Work to be completed.
Narrow the data below down to the lines containing "NOAA".

┌─ Raw data

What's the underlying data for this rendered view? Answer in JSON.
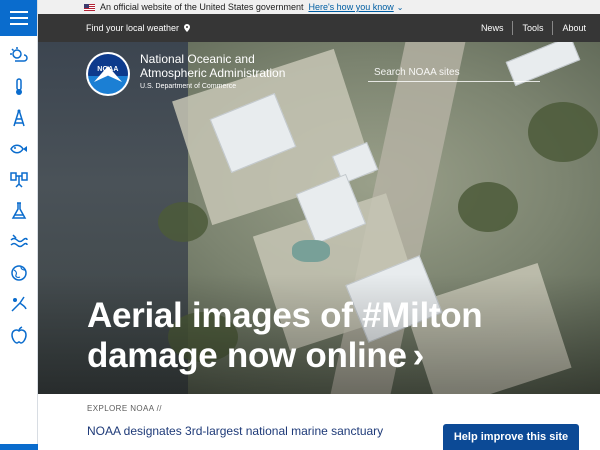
{
  "gov_banner": {
    "text": "An official website of the United States government",
    "link": "Here's how you know"
  },
  "topnav": {
    "weather": "Find your local weather",
    "links": [
      "News",
      "Tools",
      "About"
    ]
  },
  "logo": {
    "seal_text": "NOAA",
    "name_line1": "National Oceanic and",
    "name_line2": "Atmospheric Administration",
    "dept": "U.S. Department of Commerce"
  },
  "search": {
    "placeholder": "Search NOAA sites"
  },
  "hero": {
    "headline_line1": "Aerial images of #Milton",
    "headline_line2": "damage now online"
  },
  "explore": {
    "kicker": "EXPLORE NOAA //",
    "story": "NOAA designates 3rd-largest national marine sanctuary"
  },
  "help_button": "Help improve this site",
  "rail_icons": [
    "weather-icon",
    "thermometer-icon",
    "tower-icon",
    "fish-icon",
    "satellite-icon",
    "flask-icon",
    "coast-icon",
    "globe-icon",
    "fishing-icon",
    "apple-icon"
  ],
  "colors": {
    "accent": "#0a6ccd",
    "nav": "#363636",
    "help": "#0c4a96",
    "link": "#1e3a78"
  }
}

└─

Result for this exercise.
    "seal_text": "NOAA",
    "placeholder": "Search NOAA sites"
    "kicker": "EXPLORE NOAA //",
    "story": "NOAA designates 3rd-largest national marine sanctuary"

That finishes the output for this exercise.